Your lender won’t put you in an interview room and demand answers, but completing a loan application can feel like an interrogation. But you’ll sweat only if you don’t know the answers to these 10 key questions:
1. Where’s your proof of income?
You should have proof of about two years’ worth of income at the ready. Come prepared with pay stubs, copies of checks, paid independent contractor invoices, and other documents that verify your employment. Be sure to disclose any other sources of income, including child support or alimony.
2. What are your assets?
Your lender wants to know about any cash reserves you have. A balanced investment portfolio demonstrates that your investment planning and goals aren’t solely pinned on a home value appreciation. They’re also resources that can be tapped in an emergency in case you need money for a mortgage payment.
3. What are your outstanding debts?
In general, the more debt you have the less likely you are to get a mortgage. More debt also means you’ll likely have to pay a higher interest rate on the money you borrow. The debt-to-income ratio limit on most mortgages is 43%.
The debt-to-income ratio measures how much of your gross (before taxes) income is used to pay housing costs, including principal, interest, taxes, insurance, mortgage insurance (if applicable), and homeowners association fees (if applicable).
Other debt, including credit cards, student loans, and car loans, will also affect your debt-to-income ratio.
4. What’s your credit score?
You should already know this, because you should have already pulled your credit report and checked it. Before you approach a lender, get your credit score in the best shape possible by paying off debts and disputing any discrepancies on your report. Even if it takes extra time, it can save you thousands of dollars over the life of a loan. Get your free credit reports from AnnualCreditReport.com.
5. Now that you are about to close, how’s your credit again?
When it’s time to close, your lender will ensure you haven’t mucked up your credit or debt-to-income ratio. Your credit report will be pulled again to make sure you haven’t opened any new credit or added new debt.
From the moment you apply for a mortgage right up until closing, don’t take on any new debt.
6. How much do you have for a down payment?
The larger your down payment, the more you will convince a lender that you take homeownership seriously and won’t walk away when times get tough. Your down payment will also determine if you can qualify for a mortgage, how much money the lender will give you, and what interest rate you’ll receive.
7. How will you use this property?
Owning a home as the occupant comes with a different set of regulations, qualifying requirements, rates, terms, and risks. If you’re buying an investment property, let your lender know up front. To get you the right loan, your lender needs to know what you plan to do with the property.
8. Are you involved in a lawsuit?
A lawsuit involving a financial judgment could affect your financial position.
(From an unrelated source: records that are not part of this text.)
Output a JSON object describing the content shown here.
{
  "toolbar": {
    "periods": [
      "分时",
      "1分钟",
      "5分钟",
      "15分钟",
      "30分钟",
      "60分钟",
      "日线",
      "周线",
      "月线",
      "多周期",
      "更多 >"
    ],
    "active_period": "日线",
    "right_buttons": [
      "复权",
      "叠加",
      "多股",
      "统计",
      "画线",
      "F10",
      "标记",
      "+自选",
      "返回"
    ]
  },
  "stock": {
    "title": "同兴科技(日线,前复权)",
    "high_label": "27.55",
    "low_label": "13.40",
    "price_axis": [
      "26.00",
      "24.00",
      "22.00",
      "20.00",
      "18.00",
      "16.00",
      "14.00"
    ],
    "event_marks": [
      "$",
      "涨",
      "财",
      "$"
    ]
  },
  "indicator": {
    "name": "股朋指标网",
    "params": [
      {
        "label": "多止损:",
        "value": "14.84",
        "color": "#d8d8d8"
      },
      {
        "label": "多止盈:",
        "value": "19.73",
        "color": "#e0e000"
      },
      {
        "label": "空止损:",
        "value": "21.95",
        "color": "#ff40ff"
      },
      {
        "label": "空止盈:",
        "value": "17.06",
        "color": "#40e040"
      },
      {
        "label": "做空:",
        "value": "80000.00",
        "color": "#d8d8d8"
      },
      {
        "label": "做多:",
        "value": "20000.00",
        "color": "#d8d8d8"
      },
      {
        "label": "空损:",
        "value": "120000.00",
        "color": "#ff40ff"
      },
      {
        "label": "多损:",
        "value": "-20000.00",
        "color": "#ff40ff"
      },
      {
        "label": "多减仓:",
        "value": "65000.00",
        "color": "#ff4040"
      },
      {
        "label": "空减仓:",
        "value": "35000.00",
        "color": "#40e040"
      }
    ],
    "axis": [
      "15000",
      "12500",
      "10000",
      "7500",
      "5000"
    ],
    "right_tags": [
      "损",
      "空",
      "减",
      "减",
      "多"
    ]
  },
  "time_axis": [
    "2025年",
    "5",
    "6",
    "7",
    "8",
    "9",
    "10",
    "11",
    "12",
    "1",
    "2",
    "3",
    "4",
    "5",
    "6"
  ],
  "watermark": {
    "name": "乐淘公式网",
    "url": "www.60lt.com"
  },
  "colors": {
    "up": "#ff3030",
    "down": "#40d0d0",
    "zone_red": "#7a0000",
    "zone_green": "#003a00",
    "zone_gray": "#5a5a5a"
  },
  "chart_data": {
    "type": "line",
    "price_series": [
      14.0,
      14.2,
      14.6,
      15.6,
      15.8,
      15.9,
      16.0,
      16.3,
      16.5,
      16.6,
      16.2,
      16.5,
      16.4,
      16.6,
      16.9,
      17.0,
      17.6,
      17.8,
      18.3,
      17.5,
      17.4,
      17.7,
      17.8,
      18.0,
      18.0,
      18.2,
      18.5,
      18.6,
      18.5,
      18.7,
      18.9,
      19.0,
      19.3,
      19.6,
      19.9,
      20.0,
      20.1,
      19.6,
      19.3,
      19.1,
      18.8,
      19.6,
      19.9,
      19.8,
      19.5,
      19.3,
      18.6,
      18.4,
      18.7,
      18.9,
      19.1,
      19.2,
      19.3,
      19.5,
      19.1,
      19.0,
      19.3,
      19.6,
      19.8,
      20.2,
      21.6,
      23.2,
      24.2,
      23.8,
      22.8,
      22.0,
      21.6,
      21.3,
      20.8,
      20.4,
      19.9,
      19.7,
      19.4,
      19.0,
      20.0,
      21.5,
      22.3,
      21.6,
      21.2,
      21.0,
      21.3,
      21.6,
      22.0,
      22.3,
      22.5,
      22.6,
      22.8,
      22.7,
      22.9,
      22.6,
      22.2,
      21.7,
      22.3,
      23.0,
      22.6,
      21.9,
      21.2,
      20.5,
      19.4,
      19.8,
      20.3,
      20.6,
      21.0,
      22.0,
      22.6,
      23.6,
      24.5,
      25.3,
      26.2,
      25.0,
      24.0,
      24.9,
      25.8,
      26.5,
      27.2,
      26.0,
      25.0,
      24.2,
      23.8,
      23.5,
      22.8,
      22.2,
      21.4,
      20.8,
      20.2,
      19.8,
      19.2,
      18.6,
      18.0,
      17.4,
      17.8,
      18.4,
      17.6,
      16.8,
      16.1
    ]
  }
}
If you’re in this boat, you’ll have to prove why the judgment won’t harm you financially.
9. What are the details of your divorce?
If you are recently divorced, your lender will want to know about it. The lender doesn’t need to know about any of the drama that led to a divorce, only how it affected you financially.
10. What is your ethnic background?
This question isn’t discriminatory. It’s in place for federal oversight, so the government can crack down on discriminatory lenders.
Updated from an earlier version by Broderick Perkins and published by Craig Donofrio on realtor.com.